Task requirements: In full and unaltered, output the records below.

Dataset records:
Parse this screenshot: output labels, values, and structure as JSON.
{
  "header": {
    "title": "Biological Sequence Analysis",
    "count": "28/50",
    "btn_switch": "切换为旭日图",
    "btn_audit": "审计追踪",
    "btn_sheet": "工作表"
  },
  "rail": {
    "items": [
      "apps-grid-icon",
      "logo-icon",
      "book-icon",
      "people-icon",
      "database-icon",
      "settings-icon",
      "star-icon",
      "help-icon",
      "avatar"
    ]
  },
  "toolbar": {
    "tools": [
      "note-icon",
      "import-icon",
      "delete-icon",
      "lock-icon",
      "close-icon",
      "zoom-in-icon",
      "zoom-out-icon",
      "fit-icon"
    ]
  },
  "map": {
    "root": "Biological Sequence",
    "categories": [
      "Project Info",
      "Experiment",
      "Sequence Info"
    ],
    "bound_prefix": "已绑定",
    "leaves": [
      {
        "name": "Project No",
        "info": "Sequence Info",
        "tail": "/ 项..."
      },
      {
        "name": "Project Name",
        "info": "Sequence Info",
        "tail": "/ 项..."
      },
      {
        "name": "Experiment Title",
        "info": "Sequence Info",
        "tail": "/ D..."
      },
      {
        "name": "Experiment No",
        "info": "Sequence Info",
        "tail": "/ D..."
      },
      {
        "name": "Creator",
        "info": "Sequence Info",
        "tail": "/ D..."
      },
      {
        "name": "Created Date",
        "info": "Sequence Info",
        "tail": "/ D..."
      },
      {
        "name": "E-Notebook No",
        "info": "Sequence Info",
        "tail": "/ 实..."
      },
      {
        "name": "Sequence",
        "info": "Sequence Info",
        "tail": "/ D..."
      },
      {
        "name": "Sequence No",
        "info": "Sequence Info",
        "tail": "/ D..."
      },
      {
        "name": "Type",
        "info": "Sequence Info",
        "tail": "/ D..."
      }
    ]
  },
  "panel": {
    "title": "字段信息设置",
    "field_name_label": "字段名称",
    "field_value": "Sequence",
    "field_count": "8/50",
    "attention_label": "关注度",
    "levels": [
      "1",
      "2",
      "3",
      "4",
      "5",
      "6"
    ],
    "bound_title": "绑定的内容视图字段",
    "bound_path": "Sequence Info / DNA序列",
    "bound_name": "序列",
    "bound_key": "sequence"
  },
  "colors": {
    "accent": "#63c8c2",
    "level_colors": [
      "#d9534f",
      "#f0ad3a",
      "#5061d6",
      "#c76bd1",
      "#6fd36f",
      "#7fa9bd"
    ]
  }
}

Expected answer:
Parse this screenshot: output labels, values, and structure as JSON.
{
  "header": {
    "title": "Biological Sequence Analysis",
    "count": "28/50",
    "btn_switch": "切换为旭日图",
    "btn_audit": "审计追踪",
    "btn_sheet": "工作表"
  },
  "rail": {
    "items": [
      "apps-grid-icon",
      "logo-icon",
      "book-icon",
      "people-icon",
      "database-icon",
      "settings-icon",
      "star-icon",
      "help-icon",
      "avatar"
    ]
  },
  "toolbar": {
    "tools": [
      "note-icon",
      "import-icon",
      "delete-icon",
      "lock-icon",
      "close-icon",
      "zoom-in-icon",
      "zoom-out-icon",
      "fit-icon"
    ]
  },
  "map": {
    "root": "Biological Sequence",
    "categories": [
      "Project Info",
      "Experiment",
      "Sequence Info"
    ],
    "bound_prefix": "已绑定",
    "leaves": [
      {
        "name": "Project No",
        "info": "Sequence Info",
        "tail": "/ 项..."
      },
      {
        "name": "Project Name",
        "info": "Sequence Info",
        "tail": "/ 项..."
      },
      {
        "name": "Experiment Title",
        "info": "Sequence Info",
        "tail": "/ D..."
      },
      {
        "name": "Experiment No",
        "info": "Sequence Info",
        "tail": "/ D..."
      },
      {
        "name": "Creator",
        "info": "Sequence Info",
        "tail": "/ D..."
      },
      {
        "name": "Created Date",
        "info": "Sequence Info",
        "tail": "/ D..."
      },
      {
        "name": "E-Notebook No",
        "info": "Sequence Info",
        "tail": "/ 实..."
      },
      {
        "name": "Sequence",
        "info": "Sequence Info",
        "tail": "/ D..."
      },
      {
        "name": "Sequence No",
        "info": "Sequence Info",
        "tail": "/ D..."
      },
      {
        "name": "Type",
        "info": "Sequence Info",
        "tail": "/ D..."
      }
    ]
  },
  "panel": {
    "title": "字段信息设置",
    "field_name_label": "字段名称",
    "field_value": "Sequence",
    "field_count": "8/50",
    "attention_label": "关注度",
    "levels": [
      "1",
      "2",
      "3",
      "4",
      "5",
      "6"
    ],
    "bound_title": "绑定的内容视图字段",
    "bound_path": "Sequence Info / DNA序列",
    "bound_name": "序列",
    "bound_key": "sequence"
  },
  "colors": {
    "accent": "#63c8c2",
    "level_colors": [
      "#d9534f",
      "#f0ad3a",
      "#5061d6",
      "#c76bd1",
      "#6fd36f",
      "#7fa9bd"
    ]
  }
}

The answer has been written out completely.